The city of Tsukuba, also in Ibaraki Prefecture, held online classes in principle without having students show up to school. Officials said that there were no major issues during the school closure in September last year, and that online classes have the advantage of allowing all students to proceed with learning at the same pace, compared to staggered school hours which are accompanied by complex groupings of students.
Meanwhile, the Fukushima Prefecture town of Inawashiro decided to close all of its elementary and junior high schools. An infection cluster occurred at an elementary school and a sudden rise in cases was also recorded for the entire town. As a result, facilities including day care centers were closed from Jan. 26 to Feb. 2 to prevent infections from spreading further among households. Junior high schools held online lessons, while elementary schools mainly had students work on homework.
The Ishikawa Prefecture city of Komatsu took the measure of suspending classes for one week from Feb. 1, for only third-year junior high students, ahead of private high school entrance exams in the prefecture. During this period, teachers responded to students' questions online.
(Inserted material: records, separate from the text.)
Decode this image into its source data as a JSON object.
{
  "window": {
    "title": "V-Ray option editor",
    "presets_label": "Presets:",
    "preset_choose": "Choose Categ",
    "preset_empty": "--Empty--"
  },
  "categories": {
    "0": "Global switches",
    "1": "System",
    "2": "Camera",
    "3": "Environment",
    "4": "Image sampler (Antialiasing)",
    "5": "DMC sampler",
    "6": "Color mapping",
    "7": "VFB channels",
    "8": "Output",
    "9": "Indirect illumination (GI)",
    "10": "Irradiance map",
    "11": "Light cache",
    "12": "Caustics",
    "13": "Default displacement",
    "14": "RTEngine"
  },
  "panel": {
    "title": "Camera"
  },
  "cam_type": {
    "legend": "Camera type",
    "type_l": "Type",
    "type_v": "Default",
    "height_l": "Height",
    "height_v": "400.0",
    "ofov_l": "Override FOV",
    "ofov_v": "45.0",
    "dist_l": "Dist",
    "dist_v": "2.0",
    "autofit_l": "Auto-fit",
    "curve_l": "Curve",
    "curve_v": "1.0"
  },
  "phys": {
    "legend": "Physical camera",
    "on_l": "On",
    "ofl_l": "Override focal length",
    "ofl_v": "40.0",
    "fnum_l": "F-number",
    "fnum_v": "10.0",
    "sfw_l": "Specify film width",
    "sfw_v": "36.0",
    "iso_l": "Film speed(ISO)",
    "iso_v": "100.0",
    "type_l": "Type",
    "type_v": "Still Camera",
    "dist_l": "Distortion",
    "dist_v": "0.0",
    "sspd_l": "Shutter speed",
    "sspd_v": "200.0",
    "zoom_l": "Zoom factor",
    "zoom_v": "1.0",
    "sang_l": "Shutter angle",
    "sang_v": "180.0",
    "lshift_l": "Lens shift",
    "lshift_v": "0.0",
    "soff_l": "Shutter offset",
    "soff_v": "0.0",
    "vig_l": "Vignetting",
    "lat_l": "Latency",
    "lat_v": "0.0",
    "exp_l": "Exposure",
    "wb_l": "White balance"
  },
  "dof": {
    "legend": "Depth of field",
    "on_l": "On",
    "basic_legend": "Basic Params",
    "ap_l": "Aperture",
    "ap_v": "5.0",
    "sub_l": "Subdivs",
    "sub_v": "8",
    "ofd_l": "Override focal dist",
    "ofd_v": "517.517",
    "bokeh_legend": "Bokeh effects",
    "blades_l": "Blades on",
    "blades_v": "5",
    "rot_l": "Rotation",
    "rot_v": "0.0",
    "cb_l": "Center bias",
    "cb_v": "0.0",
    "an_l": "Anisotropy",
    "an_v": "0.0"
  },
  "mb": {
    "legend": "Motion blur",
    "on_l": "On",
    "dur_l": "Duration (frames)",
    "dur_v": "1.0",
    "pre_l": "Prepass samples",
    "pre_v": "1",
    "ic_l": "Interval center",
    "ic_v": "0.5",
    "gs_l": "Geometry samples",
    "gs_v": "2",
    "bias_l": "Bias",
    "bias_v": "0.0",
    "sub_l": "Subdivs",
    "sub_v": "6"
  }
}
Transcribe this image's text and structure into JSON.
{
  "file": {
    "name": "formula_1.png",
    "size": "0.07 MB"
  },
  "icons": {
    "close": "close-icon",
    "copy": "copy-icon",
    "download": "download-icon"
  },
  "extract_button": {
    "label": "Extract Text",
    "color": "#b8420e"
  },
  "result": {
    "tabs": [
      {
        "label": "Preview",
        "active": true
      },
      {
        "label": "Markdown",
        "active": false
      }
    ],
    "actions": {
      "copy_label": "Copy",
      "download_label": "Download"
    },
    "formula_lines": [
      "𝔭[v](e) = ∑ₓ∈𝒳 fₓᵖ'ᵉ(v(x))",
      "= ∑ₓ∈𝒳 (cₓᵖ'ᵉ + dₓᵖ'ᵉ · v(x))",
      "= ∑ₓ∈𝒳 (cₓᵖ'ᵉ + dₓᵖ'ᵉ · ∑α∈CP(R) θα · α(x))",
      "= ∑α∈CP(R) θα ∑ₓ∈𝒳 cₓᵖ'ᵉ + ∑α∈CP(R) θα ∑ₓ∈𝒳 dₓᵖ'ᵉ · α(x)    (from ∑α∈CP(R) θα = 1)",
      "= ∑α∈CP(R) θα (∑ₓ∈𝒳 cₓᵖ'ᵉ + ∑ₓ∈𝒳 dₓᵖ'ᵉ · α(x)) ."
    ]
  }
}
An official of the municipal education board commented, "It's not that there was an especially large number of infections among middle schoolers, but we wanted to remove worries of infection and have them focus on their studies."
On the other hand, in Tokyo, which has recorded over 10,000 new daily coronavirus cases for over two weeks, only 0.7% of public schools have closed their doors, according to a study by the education ministry. As of Feb. 7, 25 of a total of 191 metropolitan high schools and secondary schools were conducting all classes online. A metropolitan education board official said, "We'd like to keep school closures at a minimum. We will carry on learning while preventing infections."
The Japanese government has been pushing forward its "GIGA School Program," which supplies one device such as a tablet computer per student at elementary and junior high schools. According to the education ministry, as of the end of January, 95.2% of public elementary and junior high schools, and other institutions, had completed preparations to have the devices used in home learning during school closures. However, there are differences among prefectures, with Iwate Prefecture having the lowest percentage of public schools (78.3%) that have completed preparations.
Nihon University professor Kaori Suetomi commented on the differences in decisions regarding school closures, saying, "There are municipalities that cannot effectively utilize online learning, and this may lead to educational inequality between regions. However, schools have two years of experience under the coronavirus pandemic. I'd like them to figure out ways to stay connected with children."
(Japanese original by Kayo Mukuda and Hiroshi Endo, Tokyo City News Department)